Xavier Students Touch History Tonight
Woman"s family involved in plot to assassinate Hitler Husband wrote famous poem below
Xavier University’s Office of Interfaith Community Engagement will present the second in its annual series of TOUCHING HISTORY. Last year’s event featured Dr. Franklin McCain of the Greensboro Four lunch counter sit-in.
Tonight’s event at 7pm in Kennedy Lecture Hall of the Conaton Learning Commons is open only to Xavier students and a few invited guests, not to the general public, but media may attend.
Sibylle Sarah Niemoeller von Sell will be special lecturer and guest of honor. Sarah Niemoeller was born to an aristocratic Prussian family, highly engaged in anti-Nazi activity. They ran an underground railroad to save Jews from deportation and were involved in the final plot to assassinate Hitler in July 1944. Sarah personally witnessed Kristallnacht in 1938. A member of the anti-Nazi Confessing Church in Germany, many years after the war she reconnected with and married her former pastor, Martin Niemoeller. Pastor Niemoeller spent 1938-1945 in Nazi prison and concentration camps and is best remembered for the poem which summarized his often-delivered homily –

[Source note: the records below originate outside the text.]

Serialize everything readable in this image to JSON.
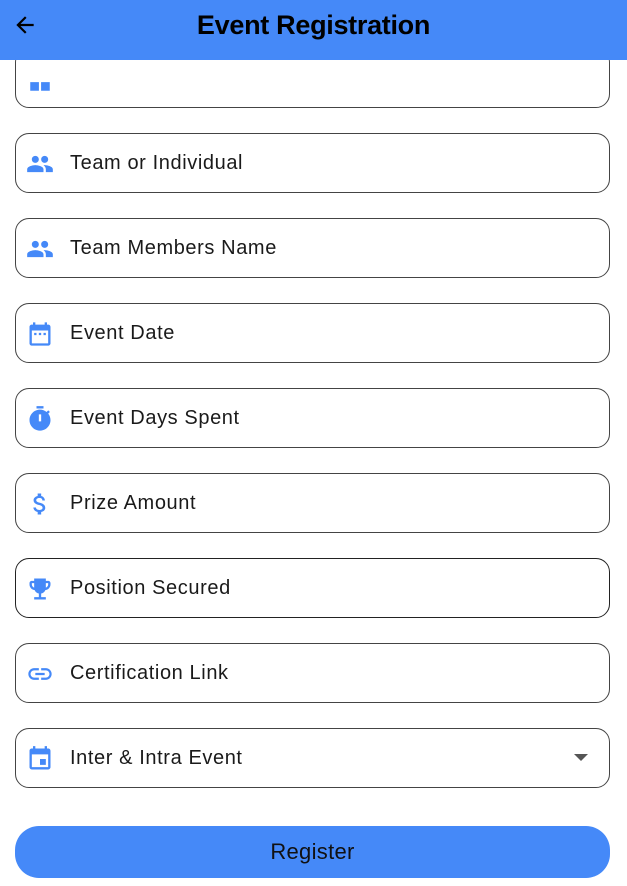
{
  "appbar": {
    "title": "Event Registration",
    "back_icon": "arrow-back-icon"
  },
  "form": {
    "partial_field": {
      "icon": "category-icon"
    },
    "fields": [
      {
        "label": "Team or Individual",
        "icon": "people-icon"
      },
      {
        "label": "Team Members Name",
        "icon": "people-icon"
      },
      {
        "label": "Event Date",
        "icon": "calendar-icon"
      },
      {
        "label": "Event Days Spent",
        "icon": "timer-icon"
      },
      {
        "label": "Prize Amount",
        "icon": "dollar-icon"
      },
      {
        "label": "Position Secured",
        "icon": "trophy-icon"
      },
      {
        "label": "Certification Link",
        "icon": "link-icon"
      }
    ],
    "dropdown": {
      "selected": "Inter & Intra Event",
      "icon": "event-calendar-icon"
    }
  },
  "register_label": "Register",
  "colors": {
    "accent": "#4589f8",
    "icon": "#4589f8",
    "border": "#444444"
  }
}
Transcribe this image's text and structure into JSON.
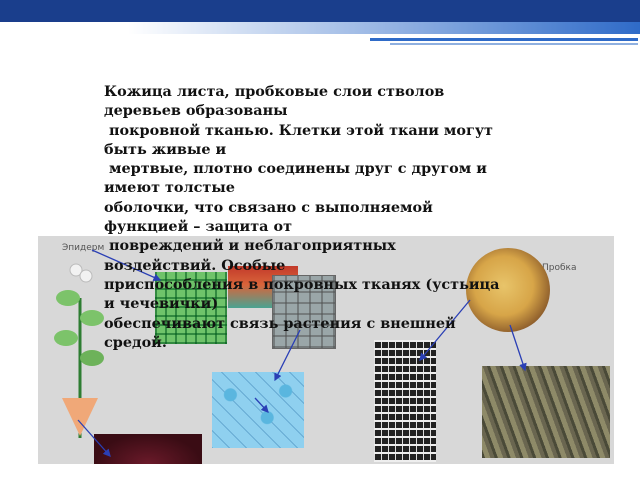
{
  "labels": {
    "epidermis": "Эпидерм",
    "cork": "Пробка"
  },
  "text_lines": [
    "Кожица листа, пробковые слои стволов",
    "деревьев образованы",
    " покровной тканью. Клетки этой ткани могут",
    "быть живые и",
    " мертвые, плотно соединены друг с другом и",
    "имеют толстые",
    "оболочки, что связано с выполняемой",
    "функцией – защита от",
    " повреждений и неблагоприятных",
    "воздействий. Особые",
    "приспособления в покровных тканях (устьица",
    "и чечевички)",
    "обеспечивают связь растения с внешней",
    "средой."
  ],
  "colors": {
    "title_band": "#1a3e8c",
    "accent_blue": "#2f6bc8",
    "panel": "#d8d8d8",
    "arrow": "#2a3fb5"
  }
}
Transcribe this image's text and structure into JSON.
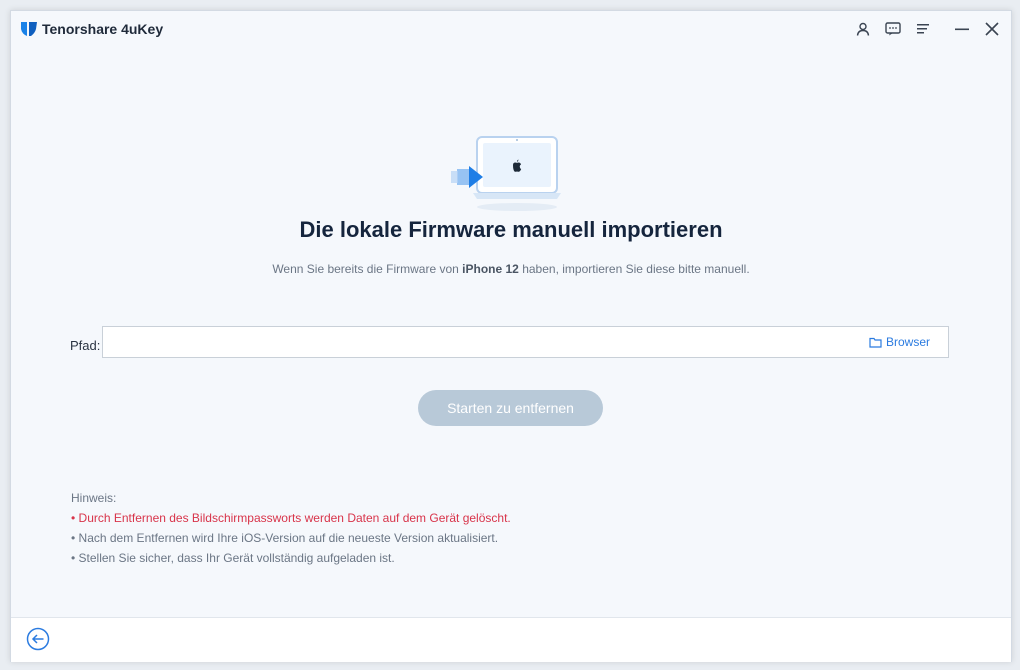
{
  "app": {
    "title": "Tenorshare 4uKey"
  },
  "titlebar": {
    "icons": [
      "user-icon",
      "feedback-icon",
      "menu-icon",
      "minimize-icon",
      "close-icon"
    ]
  },
  "main": {
    "headline": "Die lokale Firmware manuell importieren",
    "subtitle_pre": "Wenn Sie bereits die Firmware von ",
    "subtitle_device": "iPhone 12",
    "subtitle_post": " haben, importieren Sie diese bitte manuell.",
    "path_label": "Pfad:",
    "path_value": "",
    "browse_label": "Browser",
    "start_button_label": "Starten zu entfernen"
  },
  "notes": {
    "heading": "Hinweis:",
    "items": [
      "• Durch Entfernen des Bildschirmpassworts werden Daten auf dem Gerät gelöscht.",
      "• Nach dem Entfernen wird Ihre iOS-Version auf die neueste Version aktualisiert.",
      "• Stellen Sie sicher, dass Ihr Gerät vollständig aufgeladen ist."
    ]
  },
  "colors": {
    "accent": "#2b7be0",
    "warning": "#d8344a",
    "button_disabled": "#b8c9d8",
    "background": "#f5f8fc"
  },
  "footer": {
    "back_icon": "back-arrow-icon"
  }
}
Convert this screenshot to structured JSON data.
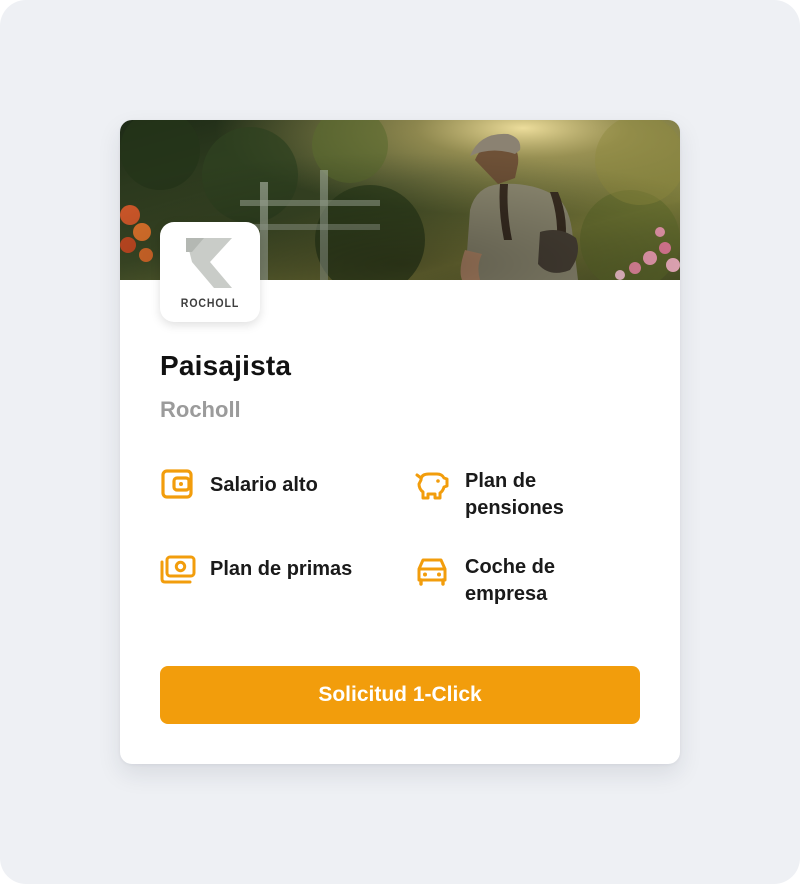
{
  "job": {
    "title": "Paisajista",
    "company": "Rocholl",
    "logo_text": "ROCHOLL",
    "hero_image": "landscaper-in-garden-photo"
  },
  "benefits": [
    {
      "icon": "wallet-icon",
      "label": "Salario alto"
    },
    {
      "icon": "piggy-bank-icon",
      "label": "Plan de pensiones"
    },
    {
      "icon": "money-stack-icon",
      "label": "Plan de primas"
    },
    {
      "icon": "car-icon",
      "label": "Coche de empresa"
    }
  ],
  "apply_button": {
    "label": "Solicitud 1-Click"
  },
  "colors": {
    "accent": "#f29d0c",
    "background": "#eef0f4",
    "card": "#ffffff",
    "title_text": "#111111",
    "muted_text": "#9b9b9b"
  }
}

First they came for the Communists and I did not speak out – because I was not a Communist.
Then they came for the Socialists and I did not speak out – because I was not a Socialist.

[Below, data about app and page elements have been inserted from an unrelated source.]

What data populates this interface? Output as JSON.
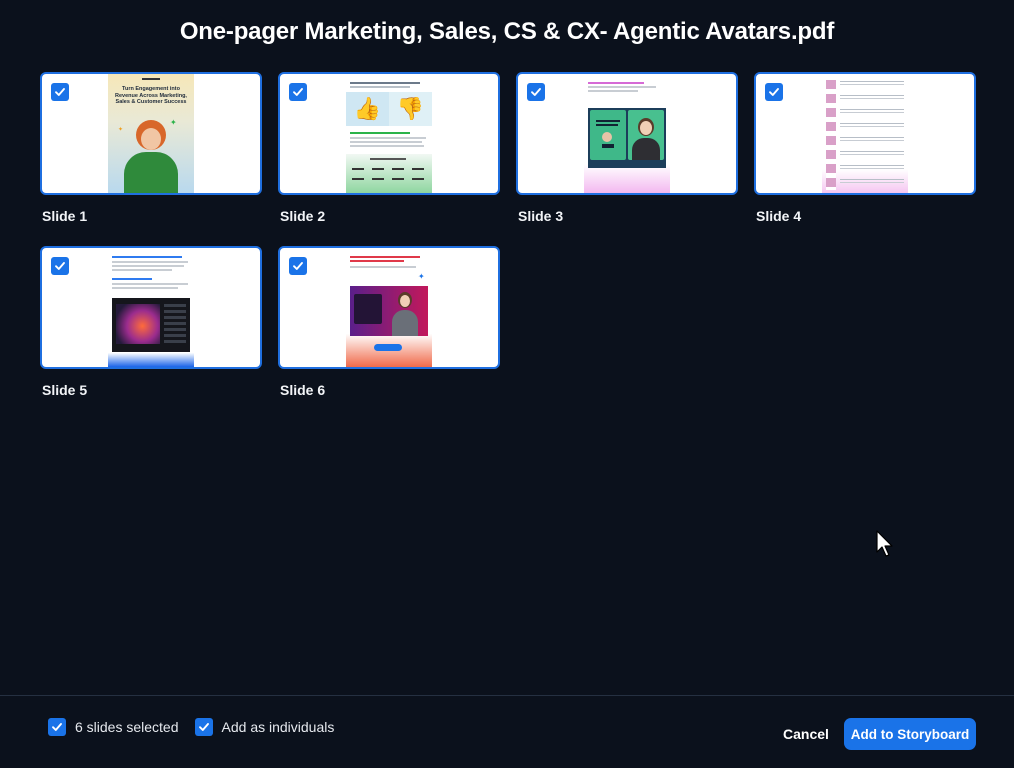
{
  "dialog": {
    "title": "One-pager Marketing, Sales, CS & CX- Agentic Avatars.pdf"
  },
  "slides": [
    {
      "label": "Slide 1",
      "checked": true,
      "thumb_text": "Turn Engagement into Revenue Across Marketing, Sales & Customer Success"
    },
    {
      "label": "Slide 2",
      "checked": true
    },
    {
      "label": "Slide 3",
      "checked": true
    },
    {
      "label": "Slide 4",
      "checked": true
    },
    {
      "label": "Slide 5",
      "checked": true
    },
    {
      "label": "Slide 6",
      "checked": true
    }
  ],
  "footer": {
    "selected_count_label": "6 slides selected",
    "individuals_label": "Add as individuals",
    "cancel_label": "Cancel",
    "add_label": "Add to Storyboard"
  },
  "colors": {
    "background": "#0b111c",
    "accent": "#1a73e8",
    "thumb_border": "#1f6fe0"
  },
  "icons": [
    "check-icon",
    "thumbs-up-icon",
    "thumbs-down-icon",
    "mouse-cursor-icon"
  ]
}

Then they came for the trade unionists and I did not speak out – because I was not a trade unionist.
Then they came for the Jews and I did not speak out – because I was not a Jew.

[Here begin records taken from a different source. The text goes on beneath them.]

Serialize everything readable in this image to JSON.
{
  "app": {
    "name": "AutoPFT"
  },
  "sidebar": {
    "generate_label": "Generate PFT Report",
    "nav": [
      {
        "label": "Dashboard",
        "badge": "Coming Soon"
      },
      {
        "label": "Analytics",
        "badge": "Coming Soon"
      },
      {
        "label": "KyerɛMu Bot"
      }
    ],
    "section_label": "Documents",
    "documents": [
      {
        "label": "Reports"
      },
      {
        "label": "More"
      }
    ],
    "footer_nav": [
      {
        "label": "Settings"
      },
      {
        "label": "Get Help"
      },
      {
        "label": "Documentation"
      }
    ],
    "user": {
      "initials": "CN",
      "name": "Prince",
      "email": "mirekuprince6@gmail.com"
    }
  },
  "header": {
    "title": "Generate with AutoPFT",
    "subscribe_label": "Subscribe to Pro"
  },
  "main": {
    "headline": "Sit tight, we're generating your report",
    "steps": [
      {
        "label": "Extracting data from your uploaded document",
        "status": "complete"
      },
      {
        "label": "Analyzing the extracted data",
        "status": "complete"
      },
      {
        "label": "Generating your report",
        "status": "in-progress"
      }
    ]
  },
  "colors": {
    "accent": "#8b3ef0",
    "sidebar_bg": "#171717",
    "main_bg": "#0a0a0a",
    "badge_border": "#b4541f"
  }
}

Then they came for me – and there was no one left to speak out for me.
"We at Xavier and our students are honored by the opportunity to hear from Sarah Niemoeller directly about her family's resistance against Nazism and protection of Jews, and to take to heart the resounding words of her late husband,” says Rabbi Abie Ingber, Founding Director of Xavier’s Office of Interfaith Community Engagement. “Hearing her recite those words will allow us to touch history and be inspired by it. Franklin McCain taught us last year that action could mean sitting down; Sarah Niemoeller will teach us that it can also mean rising up."